Required action: In the material below, find every line with "Ctrl" and pull it out.
START Material supplied
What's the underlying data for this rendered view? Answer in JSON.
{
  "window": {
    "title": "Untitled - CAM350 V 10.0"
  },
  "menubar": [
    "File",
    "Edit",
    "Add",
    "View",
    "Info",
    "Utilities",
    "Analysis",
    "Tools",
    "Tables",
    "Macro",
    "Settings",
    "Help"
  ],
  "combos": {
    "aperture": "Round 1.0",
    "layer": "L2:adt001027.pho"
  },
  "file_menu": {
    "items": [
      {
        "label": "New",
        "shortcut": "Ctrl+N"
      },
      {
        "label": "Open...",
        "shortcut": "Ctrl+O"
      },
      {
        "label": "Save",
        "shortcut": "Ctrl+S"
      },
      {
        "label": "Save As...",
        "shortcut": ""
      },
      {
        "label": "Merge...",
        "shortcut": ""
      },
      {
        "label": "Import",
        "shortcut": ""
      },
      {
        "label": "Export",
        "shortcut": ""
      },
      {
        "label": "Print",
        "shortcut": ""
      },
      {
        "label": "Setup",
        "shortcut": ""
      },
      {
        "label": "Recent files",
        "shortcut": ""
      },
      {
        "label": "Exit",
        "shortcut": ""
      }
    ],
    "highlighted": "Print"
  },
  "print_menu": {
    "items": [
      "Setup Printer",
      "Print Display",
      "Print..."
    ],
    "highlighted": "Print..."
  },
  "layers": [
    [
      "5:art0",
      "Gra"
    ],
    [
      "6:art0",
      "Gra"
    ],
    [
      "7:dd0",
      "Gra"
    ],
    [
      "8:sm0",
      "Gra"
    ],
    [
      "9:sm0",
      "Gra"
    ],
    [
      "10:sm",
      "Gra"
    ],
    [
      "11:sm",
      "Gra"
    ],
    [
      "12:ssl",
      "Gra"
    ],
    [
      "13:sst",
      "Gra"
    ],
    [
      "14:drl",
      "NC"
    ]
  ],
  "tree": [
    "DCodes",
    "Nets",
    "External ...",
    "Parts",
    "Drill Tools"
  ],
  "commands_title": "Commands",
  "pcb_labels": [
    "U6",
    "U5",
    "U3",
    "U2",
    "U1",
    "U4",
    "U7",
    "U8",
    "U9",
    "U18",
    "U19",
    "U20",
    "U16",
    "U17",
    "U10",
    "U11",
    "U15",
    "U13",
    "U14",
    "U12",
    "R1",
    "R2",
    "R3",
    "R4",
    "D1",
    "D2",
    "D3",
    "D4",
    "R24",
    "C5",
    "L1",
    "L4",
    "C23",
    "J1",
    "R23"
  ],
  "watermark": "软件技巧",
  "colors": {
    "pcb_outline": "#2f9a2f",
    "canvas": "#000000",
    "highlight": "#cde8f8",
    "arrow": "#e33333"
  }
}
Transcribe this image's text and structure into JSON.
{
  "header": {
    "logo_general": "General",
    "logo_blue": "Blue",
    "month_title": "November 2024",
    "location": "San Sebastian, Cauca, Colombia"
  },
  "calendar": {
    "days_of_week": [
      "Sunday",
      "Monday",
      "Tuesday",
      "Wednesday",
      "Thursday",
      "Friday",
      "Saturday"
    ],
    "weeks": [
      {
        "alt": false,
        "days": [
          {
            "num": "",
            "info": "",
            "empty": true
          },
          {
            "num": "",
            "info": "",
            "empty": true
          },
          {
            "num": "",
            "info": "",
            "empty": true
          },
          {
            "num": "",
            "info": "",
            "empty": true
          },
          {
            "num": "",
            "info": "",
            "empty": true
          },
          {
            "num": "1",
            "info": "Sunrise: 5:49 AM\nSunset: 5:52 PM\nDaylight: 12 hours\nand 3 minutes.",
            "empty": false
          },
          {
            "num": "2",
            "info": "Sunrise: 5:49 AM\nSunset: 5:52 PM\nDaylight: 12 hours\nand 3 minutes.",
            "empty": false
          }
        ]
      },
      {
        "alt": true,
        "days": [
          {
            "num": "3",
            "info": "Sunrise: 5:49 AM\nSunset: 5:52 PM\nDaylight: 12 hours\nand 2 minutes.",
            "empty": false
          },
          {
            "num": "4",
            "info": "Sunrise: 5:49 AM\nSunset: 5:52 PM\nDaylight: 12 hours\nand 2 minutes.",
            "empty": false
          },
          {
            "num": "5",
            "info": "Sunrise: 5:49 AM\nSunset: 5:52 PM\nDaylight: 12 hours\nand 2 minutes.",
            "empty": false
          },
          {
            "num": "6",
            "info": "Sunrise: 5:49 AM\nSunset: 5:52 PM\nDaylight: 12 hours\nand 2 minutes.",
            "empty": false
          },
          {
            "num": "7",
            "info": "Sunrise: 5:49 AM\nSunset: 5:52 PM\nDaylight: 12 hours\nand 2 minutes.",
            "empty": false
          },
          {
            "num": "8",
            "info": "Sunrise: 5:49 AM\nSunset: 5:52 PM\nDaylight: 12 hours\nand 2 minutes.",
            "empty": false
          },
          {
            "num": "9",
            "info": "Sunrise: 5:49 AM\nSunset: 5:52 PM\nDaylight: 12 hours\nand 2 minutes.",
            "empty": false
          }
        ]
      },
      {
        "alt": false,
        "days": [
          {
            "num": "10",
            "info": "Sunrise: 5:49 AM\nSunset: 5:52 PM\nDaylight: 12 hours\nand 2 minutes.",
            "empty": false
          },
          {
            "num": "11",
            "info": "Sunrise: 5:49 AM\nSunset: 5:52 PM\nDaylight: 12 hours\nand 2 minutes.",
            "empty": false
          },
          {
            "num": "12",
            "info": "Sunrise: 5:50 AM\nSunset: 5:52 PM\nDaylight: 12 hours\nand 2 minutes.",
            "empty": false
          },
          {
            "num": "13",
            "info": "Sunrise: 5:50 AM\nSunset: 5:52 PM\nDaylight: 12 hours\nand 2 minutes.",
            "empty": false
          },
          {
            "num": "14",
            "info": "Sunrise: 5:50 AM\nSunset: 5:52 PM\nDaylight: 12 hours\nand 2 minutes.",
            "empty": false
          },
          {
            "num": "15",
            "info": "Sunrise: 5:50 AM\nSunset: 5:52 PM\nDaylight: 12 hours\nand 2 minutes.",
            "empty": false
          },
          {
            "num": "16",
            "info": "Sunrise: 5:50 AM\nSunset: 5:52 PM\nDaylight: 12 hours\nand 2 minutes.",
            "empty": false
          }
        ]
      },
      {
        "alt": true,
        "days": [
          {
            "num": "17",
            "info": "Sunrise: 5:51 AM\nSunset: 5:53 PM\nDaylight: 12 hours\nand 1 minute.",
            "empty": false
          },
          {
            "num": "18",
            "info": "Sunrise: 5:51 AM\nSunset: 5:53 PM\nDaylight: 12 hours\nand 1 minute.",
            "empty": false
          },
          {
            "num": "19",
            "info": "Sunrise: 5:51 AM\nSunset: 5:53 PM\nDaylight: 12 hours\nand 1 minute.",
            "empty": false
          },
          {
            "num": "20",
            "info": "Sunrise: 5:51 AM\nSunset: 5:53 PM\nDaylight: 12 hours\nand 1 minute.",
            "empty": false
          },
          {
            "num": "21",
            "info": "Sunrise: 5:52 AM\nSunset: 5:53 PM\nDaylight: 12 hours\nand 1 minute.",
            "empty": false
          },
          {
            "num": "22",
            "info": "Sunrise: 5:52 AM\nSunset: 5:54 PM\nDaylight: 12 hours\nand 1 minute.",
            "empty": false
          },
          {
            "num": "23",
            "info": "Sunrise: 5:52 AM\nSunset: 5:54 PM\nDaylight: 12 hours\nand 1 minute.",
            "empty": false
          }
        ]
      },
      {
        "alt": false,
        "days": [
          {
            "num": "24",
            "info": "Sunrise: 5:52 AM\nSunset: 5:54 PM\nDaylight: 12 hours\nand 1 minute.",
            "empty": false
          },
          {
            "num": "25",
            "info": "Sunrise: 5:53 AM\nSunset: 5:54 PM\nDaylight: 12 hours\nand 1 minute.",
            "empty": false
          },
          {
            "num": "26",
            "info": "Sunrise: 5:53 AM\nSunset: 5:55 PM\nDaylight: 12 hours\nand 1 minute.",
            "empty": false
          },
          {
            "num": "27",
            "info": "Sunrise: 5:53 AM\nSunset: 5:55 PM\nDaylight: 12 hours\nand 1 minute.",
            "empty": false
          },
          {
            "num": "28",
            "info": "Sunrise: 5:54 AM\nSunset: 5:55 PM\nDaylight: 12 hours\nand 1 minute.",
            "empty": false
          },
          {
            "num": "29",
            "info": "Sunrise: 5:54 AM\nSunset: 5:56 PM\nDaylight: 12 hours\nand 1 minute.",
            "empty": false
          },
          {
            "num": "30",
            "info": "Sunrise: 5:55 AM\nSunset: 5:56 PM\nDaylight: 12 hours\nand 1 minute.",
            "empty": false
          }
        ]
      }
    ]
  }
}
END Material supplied
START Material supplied
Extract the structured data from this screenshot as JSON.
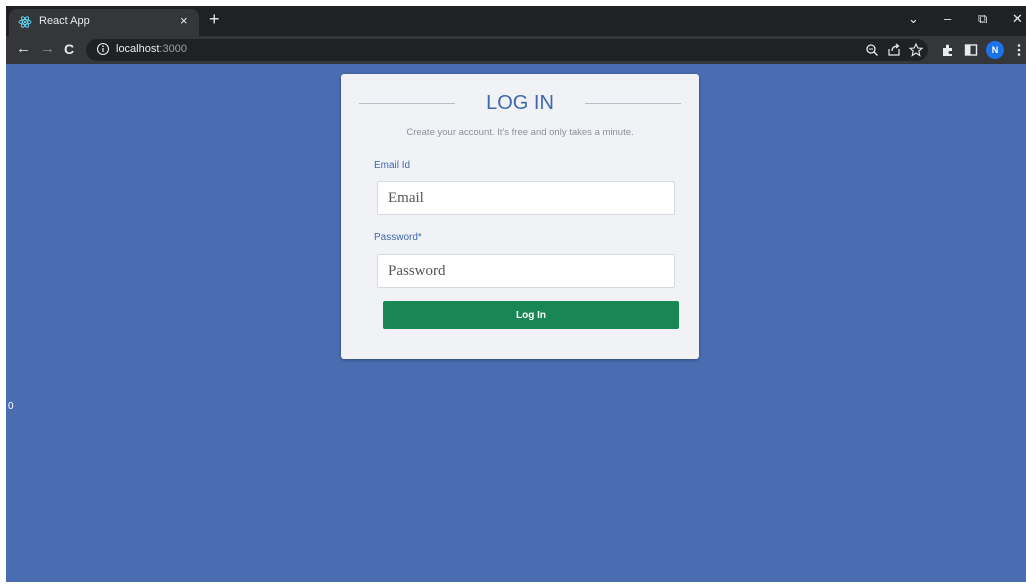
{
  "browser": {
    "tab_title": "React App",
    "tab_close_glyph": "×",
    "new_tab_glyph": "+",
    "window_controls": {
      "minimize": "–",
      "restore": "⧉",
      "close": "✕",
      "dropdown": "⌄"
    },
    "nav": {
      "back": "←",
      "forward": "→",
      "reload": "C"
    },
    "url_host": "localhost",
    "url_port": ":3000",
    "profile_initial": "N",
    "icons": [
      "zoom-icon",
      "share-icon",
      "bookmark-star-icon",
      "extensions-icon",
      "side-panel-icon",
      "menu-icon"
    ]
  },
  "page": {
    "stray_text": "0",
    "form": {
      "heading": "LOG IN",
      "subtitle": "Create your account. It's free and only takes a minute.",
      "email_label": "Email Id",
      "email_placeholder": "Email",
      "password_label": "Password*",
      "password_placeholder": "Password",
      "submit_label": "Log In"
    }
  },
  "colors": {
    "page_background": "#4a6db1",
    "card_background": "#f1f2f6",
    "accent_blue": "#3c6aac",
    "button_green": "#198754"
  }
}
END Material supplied
Result of this exercise:
        "shortcut": "Ctrl+N"
        "shortcut": "Ctrl+O"
        "shortcut": "Ctrl+S"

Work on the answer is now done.